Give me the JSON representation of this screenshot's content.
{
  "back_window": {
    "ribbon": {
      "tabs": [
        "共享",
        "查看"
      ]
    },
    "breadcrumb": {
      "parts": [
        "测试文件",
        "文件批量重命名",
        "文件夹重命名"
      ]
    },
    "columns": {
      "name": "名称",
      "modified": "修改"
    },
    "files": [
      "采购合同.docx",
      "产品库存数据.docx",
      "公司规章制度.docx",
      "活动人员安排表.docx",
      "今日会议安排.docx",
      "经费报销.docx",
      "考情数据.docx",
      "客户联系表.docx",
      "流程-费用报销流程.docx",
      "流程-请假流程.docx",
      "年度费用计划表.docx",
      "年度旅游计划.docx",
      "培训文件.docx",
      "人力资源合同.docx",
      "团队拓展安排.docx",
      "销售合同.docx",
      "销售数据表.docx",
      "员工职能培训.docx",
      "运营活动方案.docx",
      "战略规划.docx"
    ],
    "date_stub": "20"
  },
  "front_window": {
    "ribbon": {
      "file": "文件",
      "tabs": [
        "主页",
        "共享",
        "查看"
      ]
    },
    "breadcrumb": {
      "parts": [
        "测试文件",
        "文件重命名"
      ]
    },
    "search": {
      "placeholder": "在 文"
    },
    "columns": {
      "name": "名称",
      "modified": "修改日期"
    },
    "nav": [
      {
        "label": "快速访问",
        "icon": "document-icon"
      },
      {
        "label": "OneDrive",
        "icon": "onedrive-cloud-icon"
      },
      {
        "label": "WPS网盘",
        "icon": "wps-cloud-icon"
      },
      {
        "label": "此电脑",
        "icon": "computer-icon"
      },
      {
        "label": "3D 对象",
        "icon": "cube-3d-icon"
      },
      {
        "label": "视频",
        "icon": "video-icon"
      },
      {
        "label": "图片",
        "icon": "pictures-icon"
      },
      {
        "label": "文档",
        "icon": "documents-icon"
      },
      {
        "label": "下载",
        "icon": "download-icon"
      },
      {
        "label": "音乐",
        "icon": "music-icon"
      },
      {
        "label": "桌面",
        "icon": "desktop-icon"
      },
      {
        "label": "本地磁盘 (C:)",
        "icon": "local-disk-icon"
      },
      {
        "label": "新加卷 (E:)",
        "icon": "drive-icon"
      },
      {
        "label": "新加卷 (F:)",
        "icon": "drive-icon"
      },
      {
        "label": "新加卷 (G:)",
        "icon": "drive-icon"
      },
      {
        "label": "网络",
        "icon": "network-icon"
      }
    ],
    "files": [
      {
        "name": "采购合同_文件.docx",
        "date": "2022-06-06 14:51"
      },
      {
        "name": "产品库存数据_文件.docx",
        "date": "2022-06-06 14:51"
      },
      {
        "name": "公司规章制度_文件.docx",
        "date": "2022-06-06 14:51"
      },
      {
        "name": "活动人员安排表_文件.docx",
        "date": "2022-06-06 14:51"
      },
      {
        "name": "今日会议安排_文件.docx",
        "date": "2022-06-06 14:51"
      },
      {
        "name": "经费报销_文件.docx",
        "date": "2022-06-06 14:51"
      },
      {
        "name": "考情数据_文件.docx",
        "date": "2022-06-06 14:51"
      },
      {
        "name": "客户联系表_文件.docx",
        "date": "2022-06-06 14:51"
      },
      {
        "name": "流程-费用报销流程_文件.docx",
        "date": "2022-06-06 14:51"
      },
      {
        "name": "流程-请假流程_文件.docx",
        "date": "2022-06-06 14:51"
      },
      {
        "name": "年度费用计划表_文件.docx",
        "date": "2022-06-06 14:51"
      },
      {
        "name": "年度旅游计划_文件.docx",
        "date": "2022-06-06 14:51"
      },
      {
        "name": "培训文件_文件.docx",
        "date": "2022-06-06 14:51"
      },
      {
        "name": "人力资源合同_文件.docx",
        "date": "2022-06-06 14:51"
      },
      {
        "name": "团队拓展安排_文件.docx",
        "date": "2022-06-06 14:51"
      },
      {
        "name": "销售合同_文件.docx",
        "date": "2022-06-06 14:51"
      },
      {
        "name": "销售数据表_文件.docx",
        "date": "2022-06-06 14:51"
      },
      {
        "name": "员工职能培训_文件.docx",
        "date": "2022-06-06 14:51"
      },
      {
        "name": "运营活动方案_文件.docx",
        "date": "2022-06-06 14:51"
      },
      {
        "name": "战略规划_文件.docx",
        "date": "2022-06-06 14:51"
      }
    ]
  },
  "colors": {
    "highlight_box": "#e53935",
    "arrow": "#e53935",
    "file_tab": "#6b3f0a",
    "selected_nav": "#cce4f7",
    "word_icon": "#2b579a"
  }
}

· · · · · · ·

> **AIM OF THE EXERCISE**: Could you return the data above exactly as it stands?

> **WRITTEN SOLUTION**:
Give me the JSON representation of this screenshot's content.
{
  "back_window": {
    "ribbon": {
      "tabs": [
        "共享",
        "查看"
      ]
    },
    "breadcrumb": {
      "parts": [
        "测试文件",
        "文件批量重命名",
        "文件夹重命名"
      ]
    },
    "columns": {
      "name": "名称",
      "modified": "修改"
    },
    "files": [
      "采购合同.docx",
      "产品库存数据.docx",
      "公司规章制度.docx",
      "活动人员安排表.docx",
      "今日会议安排.docx",
      "经费报销.docx",
      "考情数据.docx",
      "客户联系表.docx",
      "流程-费用报销流程.docx",
      "流程-请假流程.docx",
      "年度费用计划表.docx",
      "年度旅游计划.docx",
      "培训文件.docx",
      "人力资源合同.docx",
      "团队拓展安排.docx",
      "销售合同.docx",
      "销售数据表.docx",
      "员工职能培训.docx",
      "运营活动方案.docx",
      "战略规划.docx"
    ],
    "date_stub": "20"
  },
  "front_window": {
    "ribbon": {
      "file": "文件",
      "tabs": [
        "主页",
        "共享",
        "查看"
      ]
    },
    "breadcrumb": {
      "parts": [
        "测试文件",
        "文件重命名"
      ]
    },
    "search": {
      "placeholder": "在 文"
    },
    "columns": {
      "name": "名称",
      "modified": "修改日期"
    },
    "nav": [
      {
        "label": "快速访问",
        "icon": "document-icon"
      },
      {
        "label": "OneDrive",
        "icon": "onedrive-cloud-icon"
      },
      {
        "label": "WPS网盘",
        "icon": "wps-cloud-icon"
      },
      {
        "label": "此电脑",
        "icon": "computer-icon"
      },
      {
        "label": "3D 对象",
        "icon": "cube-3d-icon"
      },
      {
        "label": "视频",
        "icon": "video-icon"
      },
      {
        "label": "图片",
        "icon": "pictures-icon"
      },
      {
        "label": "文档",
        "icon": "documents-icon"
      },
      {
        "label": "下载",
        "icon": "download-icon"
      },
      {
        "label": "音乐",
        "icon": "music-icon"
      },
      {
        "label": "桌面",
        "icon": "desktop-icon"
      },
      {
        "label": "本地磁盘 (C:)",
        "icon": "local-disk-icon"
      },
      {
        "label": "新加卷 (E:)",
        "icon": "drive-icon"
      },
      {
        "label": "新加卷 (F:)",
        "icon": "drive-icon"
      },
      {
        "label": "新加卷 (G:)",
        "icon": "drive-icon"
      },
      {
        "label": "网络",
        "icon": "network-icon"
      }
    ],
    "files": [
      {
        "name": "采购合同_文件.docx",
        "date": "2022-06-06 14:51"
      },
      {
        "name": "产品库存数据_文件.docx",
        "date": "2022-06-06 14:51"
      },
      {
        "name": "公司规章制度_文件.docx",
        "date": "2022-06-06 14:51"
      },
      {
        "name": "活动人员安排表_文件.docx",
        "date": "2022-06-06 14:51"
      },
      {
        "name": "今日会议安排_文件.docx",
        "date": "2022-06-06 14:51"
      },
      {
        "name": "经费报销_文件.docx",
        "date": "2022-06-06 14:51"
      },
      {
        "name": "考情数据_文件.docx",
        "date": "2022-06-06 14:51"
      },
      {
        "name": "客户联系表_文件.docx",
        "date": "2022-06-06 14:51"
      },
      {
        "name": "流程-费用报销流程_文件.docx",
        "date": "2022-06-06 14:51"
      },
      {
        "name": "流程-请假流程_文件.docx",
        "date": "2022-06-06 14:51"
      },
      {
        "name": "年度费用计划表_文件.docx",
        "date": "2022-06-06 14:51"
      },
      {
        "name": "年度旅游计划_文件.docx",
        "date": "2022-06-06 14:51"
      },
      {
        "name": "培训文件_文件.docx",
        "date": "2022-06-06 14:51"
      },
      {
        "name": "人力资源合同_文件.docx",
        "date": "2022-06-06 14:51"
      },
      {
        "name": "团队拓展安排_文件.docx",
        "date": "2022-06-06 14:51"
      },
      {
        "name": "销售合同_文件.docx",
        "date": "2022-06-06 14:51"
      },
      {
        "name": "销售数据表_文件.docx",
        "date": "2022-06-06 14:51"
      },
      {
        "name": "员工职能培训_文件.docx",
        "date": "2022-06-06 14:51"
      },
      {
        "name": "运营活动方案_文件.docx",
        "date": "2022-06-06 14:51"
      },
      {
        "name": "战略规划_文件.docx",
        "date": "2022-06-06 14:51"
      }
    ]
  },
  "colors": {
    "highlight_box": "#e53935",
    "arrow": "#e53935",
    "file_tab": "#6b3f0a",
    "selected_nav": "#cce4f7",
    "word_icon": "#2b579a"
  }
}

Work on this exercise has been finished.